Gloucestershire police could face significant legal claims following data breach
Data protection lawyer believes victims of the data breach by Gloucestershire police could get significant damages due to the sensitive nature of the information
Posted on 15 June 2018
A leading data protection lawyer has said that the data breach by Gloucestershire Police, which resulted in the identities of alleged victims of historical child abuse being mistakenly revealed, could result in significant claims for compensation by those affected.
This follows an incident on 19th December 2016 when a Police Officer at Gloucestershire Police sent an update on an investigation into alleged child abuse involving multiple victims to 56 recipients by way of a group email.
The email was sent to each of the recipients, rather than the recipients being blind copied into the email, as seems to have been intended. As a consequence, all of recipients could view the email addresses and full names of all of the other recipients.
Given the nature of the email, it could be reasonably inferred that many of the recipients were, or were associated with, alleged victims of child abuse.
Following their investigation of the incident, the Information Commissioner’s Office (ICO) found that the Police’s use of bulk emails to send such confidential and sensitive personal information represented a failure to use appropriate technical measures to hold personal information securely and was therefore a breach of the Data Protection Act.
The ICO found that the data breach was likely to have caused substantial distress to the alleged abuse victims, some of whose right to anonymity for life has been removed by the incident.
The ICO also stressed that there was no guarantee that the information has been recovered in full and may have been disclosed more widely and that this concern would have caused further distress.

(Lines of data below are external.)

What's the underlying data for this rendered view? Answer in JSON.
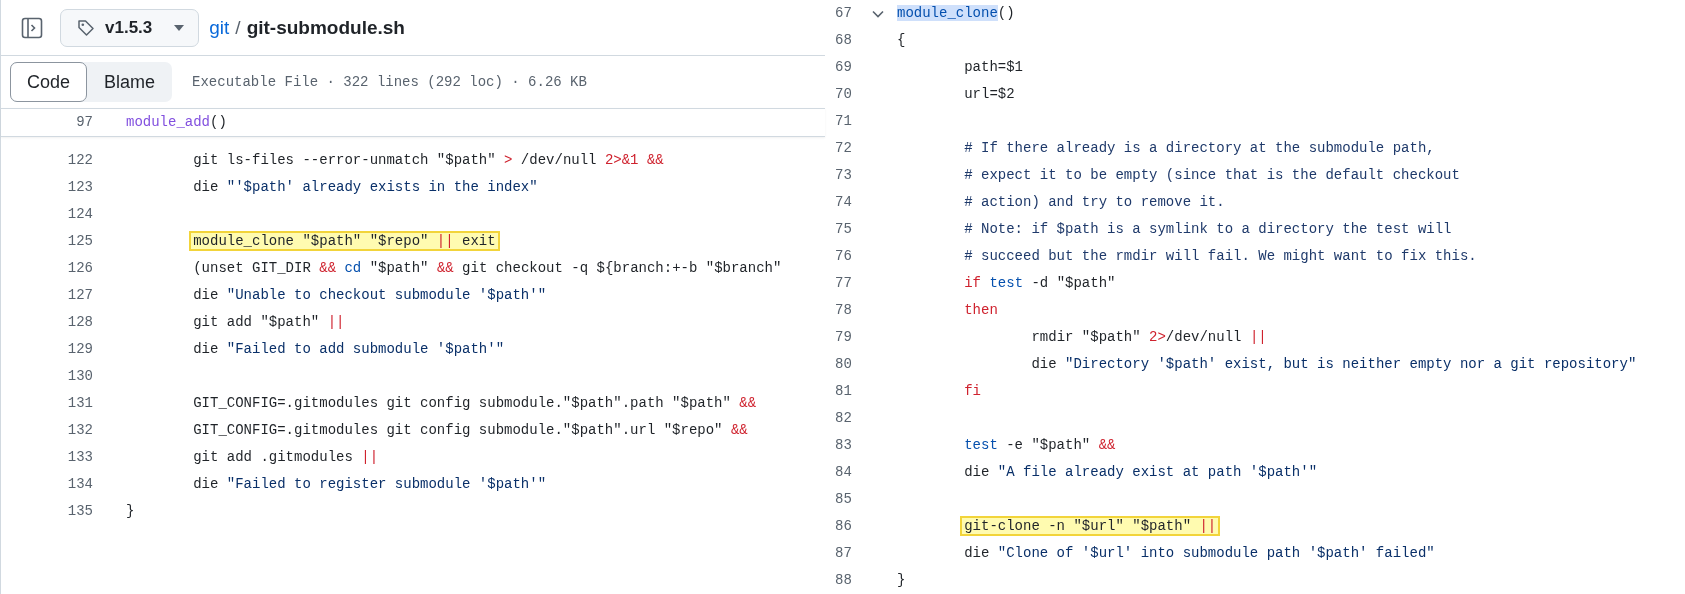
{
  "header": {
    "version": "v1.5.3",
    "breadcrumb": {
      "repo": "git",
      "separator": "/",
      "file": "git-submodule.sh"
    }
  },
  "toolbar": {
    "tabs": [
      {
        "label": "Code",
        "selected": true
      },
      {
        "label": "Blame",
        "selected": false
      }
    ],
    "file_info": "Executable File · 322 lines (292 loc) · 6.26 KB"
  },
  "sticky_line": {
    "number": "97",
    "kind": "top",
    "tokens": [
      {
        "text": "module_add",
        "kind": "func"
      },
      {
        "text": "()",
        "kind": "plain"
      }
    ]
  },
  "left_code": [
    {
      "number": "122",
      "kind": "body",
      "highlighted": false,
      "tokens": [
        {
          "text": "git ls-files --error-unmatch \"$path\" ",
          "kind": "plain"
        },
        {
          "text": ">",
          "kind": "keyword"
        },
        {
          "text": " /dev/null ",
          "kind": "plain"
        },
        {
          "text": "2>&1 &&",
          "kind": "keyword"
        }
      ]
    },
    {
      "number": "123",
      "kind": "body",
      "highlighted": false,
      "tokens": [
        {
          "text": "die ",
          "kind": "plain"
        },
        {
          "text": "\"'$path' already exists in the index\"",
          "kind": "string"
        }
      ]
    },
    {
      "number": "124",
      "kind": "blank"
    },
    {
      "number": "125",
      "kind": "body",
      "highlighted": true,
      "tokens": [
        {
          "text": "module_clone \"$path\" \"$repo\" ",
          "kind": "plain"
        },
        {
          "text": "||",
          "kind": "keyword"
        },
        {
          "text": " exit",
          "kind": "plain"
        }
      ]
    },
    {
      "number": "126",
      "kind": "body",
      "highlighted": false,
      "tokens": [
        {
          "text": "(unset GIT_DIR ",
          "kind": "plain"
        },
        {
          "text": "&& ",
          "kind": "keyword"
        },
        {
          "text": "cd",
          "kind": "builtin"
        },
        {
          "text": " \"$path\" ",
          "kind": "plain"
        },
        {
          "text": "&&",
          "kind": "keyword"
        },
        {
          "text": " git checkout -q ${branch:+-b \"$branch\"",
          "kind": "plain"
        }
      ]
    },
    {
      "number": "127",
      "kind": "body",
      "highlighted": false,
      "tokens": [
        {
          "text": "die ",
          "kind": "plain"
        },
        {
          "text": "\"Unable to checkout submodule '$path'\"",
          "kind": "string"
        }
      ]
    },
    {
      "number": "128",
      "kind": "body",
      "highlighted": false,
      "tokens": [
        {
          "text": "git add \"$path\" ",
          "kind": "plain"
        },
        {
          "text": "||",
          "kind": "keyword"
        }
      ]
    },
    {
      "number": "129",
      "kind": "body",
      "highlighted": false,
      "tokens": [
        {
          "text": "die ",
          "kind": "plain"
        },
        {
          "text": "\"Failed to add submodule '$path'\"",
          "kind": "string"
        }
      ]
    },
    {
      "number": "130",
      "kind": "blank"
    },
    {
      "number": "131",
      "kind": "body",
      "highlighted": false,
      "tokens": [
        {
          "text": "GIT_CONFIG=.gitmodules git config submodule.\"$path\".path \"$path\" ",
          "kind": "plain"
        },
        {
          "text": "&&",
          "kind": "keyword"
        }
      ]
    },
    {
      "number": "132",
      "kind": "body",
      "highlighted": false,
      "tokens": [
        {
          "text": "GIT_CONFIG=.gitmodules git config submodule.\"$path\".url \"$repo\" ",
          "kind": "plain"
        },
        {
          "text": "&&",
          "kind": "keyword"
        }
      ]
    },
    {
      "number": "133",
      "kind": "body",
      "highlighted": false,
      "tokens": [
        {
          "text": "git add .gitmodules ",
          "kind": "plain"
        },
        {
          "text": "||",
          "kind": "keyword"
        }
      ]
    },
    {
      "number": "134",
      "kind": "body",
      "highlighted": false,
      "tokens": [
        {
          "text": "die ",
          "kind": "plain"
        },
        {
          "text": "\"Failed to register submodule '$path'\"",
          "kind": "string"
        }
      ]
    },
    {
      "number": "135",
      "kind": "top",
      "highlighted": false,
      "tokens": [
        {
          "text": "}",
          "kind": "plain"
        }
      ]
    }
  ],
  "right_code": [
    {
      "number": "67",
      "kind": "top",
      "highlighted": false,
      "expanded": true,
      "tokens": [
        {
          "text": "module_clone",
          "kind": "selection"
        },
        {
          "text": "()",
          "kind": "plain"
        }
      ]
    },
    {
      "number": "68",
      "kind": "top",
      "highlighted": false,
      "tokens": [
        {
          "text": "{",
          "kind": "plain"
        }
      ]
    },
    {
      "number": "69",
      "kind": "body",
      "highlighted": false,
      "tokens": [
        {
          "text": "path=$1",
          "kind": "plain"
        }
      ]
    },
    {
      "number": "70",
      "kind": "body",
      "highlighted": false,
      "tokens": [
        {
          "text": "url=$2",
          "kind": "plain"
        }
      ]
    },
    {
      "number": "71",
      "kind": "blank"
    },
    {
      "number": "72",
      "kind": "body",
      "highlighted": false,
      "tokens": [
        {
          "text": "# If there already is a directory at the submodule path,",
          "kind": "comment"
        }
      ]
    },
    {
      "number": "73",
      "kind": "body",
      "highlighted": false,
      "tokens": [
        {
          "text": "# expect it to be empty (since that is the default checkout",
          "kind": "comment"
        }
      ]
    },
    {
      "number": "74",
      "kind": "body",
      "highlighted": false,
      "tokens": [
        {
          "text": "# action) and try to remove it.",
          "kind": "comment"
        }
      ]
    },
    {
      "number": "75",
      "kind": "body",
      "highlighted": false,
      "tokens": [
        {
          "text": "# Note: if $path is a symlink to a directory the test will",
          "kind": "comment"
        }
      ]
    },
    {
      "number": "76",
      "kind": "body",
      "highlighted": false,
      "tokens": [
        {
          "text": "# succeed but the rmdir will fail. We might want to fix this.",
          "kind": "comment"
        }
      ]
    },
    {
      "number": "77",
      "kind": "body",
      "highlighted": false,
      "tokens": [
        {
          "text": "if ",
          "kind": "keyword"
        },
        {
          "text": "test",
          "kind": "builtin"
        },
        {
          "text": " -d \"$path\"",
          "kind": "plain"
        }
      ]
    },
    {
      "number": "78",
      "kind": "body",
      "highlighted": false,
      "tokens": [
        {
          "text": "then",
          "kind": "keyword"
        }
      ]
    },
    {
      "number": "79",
      "kind": "nested",
      "highlighted": false,
      "tokens": [
        {
          "text": "rmdir \"$path\" ",
          "kind": "plain"
        },
        {
          "text": "2>",
          "kind": "keyword"
        },
        {
          "text": "/dev/null ",
          "kind": "plain"
        },
        {
          "text": "||",
          "kind": "keyword"
        }
      ]
    },
    {
      "number": "80",
      "kind": "nested",
      "highlighted": false,
      "tokens": [
        {
          "text": "die ",
          "kind": "plain"
        },
        {
          "text": "\"Directory '$path' exist, but is neither empty nor a git repository\"",
          "kind": "string"
        }
      ]
    },
    {
      "number": "81",
      "kind": "body",
      "highlighted": false,
      "tokens": [
        {
          "text": "fi",
          "kind": "keyword"
        }
      ]
    },
    {
      "number": "82",
      "kind": "blank"
    },
    {
      "number": "83",
      "kind": "body",
      "highlighted": false,
      "tokens": [
        {
          "text": "test",
          "kind": "builtin"
        },
        {
          "text": " -e \"$path\" ",
          "kind": "plain"
        },
        {
          "text": "&&",
          "kind": "keyword"
        }
      ]
    },
    {
      "number": "84",
      "kind": "body",
      "highlighted": false,
      "tokens": [
        {
          "text": "die ",
          "kind": "plain"
        },
        {
          "text": "\"A file already exist at path '$path'\"",
          "kind": "string"
        }
      ]
    },
    {
      "number": "85",
      "kind": "blank"
    },
    {
      "number": "86",
      "kind": "body",
      "highlighted": true,
      "tokens": [
        {
          "text": "git-clone -n \"$url\" \"$path\" ",
          "kind": "plain"
        },
        {
          "text": "||",
          "kind": "keyword"
        }
      ]
    },
    {
      "number": "87",
      "kind": "body",
      "highlighted": false,
      "tokens": [
        {
          "text": "die ",
          "kind": "plain"
        },
        {
          "text": "\"Clone of '$url' into submodule path '$path' failed\"",
          "kind": "string"
        }
      ]
    },
    {
      "number": "88",
      "kind": "top",
      "highlighted": false,
      "tokens": [
        {
          "text": "}",
          "kind": "plain"
        }
      ]
    }
  ]
}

As a result the ICO fined Gloucestershire Police £80,000.
Sean Humber, head of the Information Law Team at law firm Leigh Day, who has acted in a succession of claims for compensation relating to the unauthorised disclosure of personal information over the last 20 years, said:
“As a result of the ICO’s damning findings, as well as successful claims in other cases following similar breaches, it seems clear that those affected have very strong claims for compensation against Gloucestershire Police for breach of the Data Protection Act and the misuse of their personal information.
“In light of the extremely sensitive nature of the personal information mistakenly disclosed, the vulnerability of many of those affected and the continuing uncertainty about what has happened to the information, I would expect the levels of compensation awarded to affected individuals to be significant.”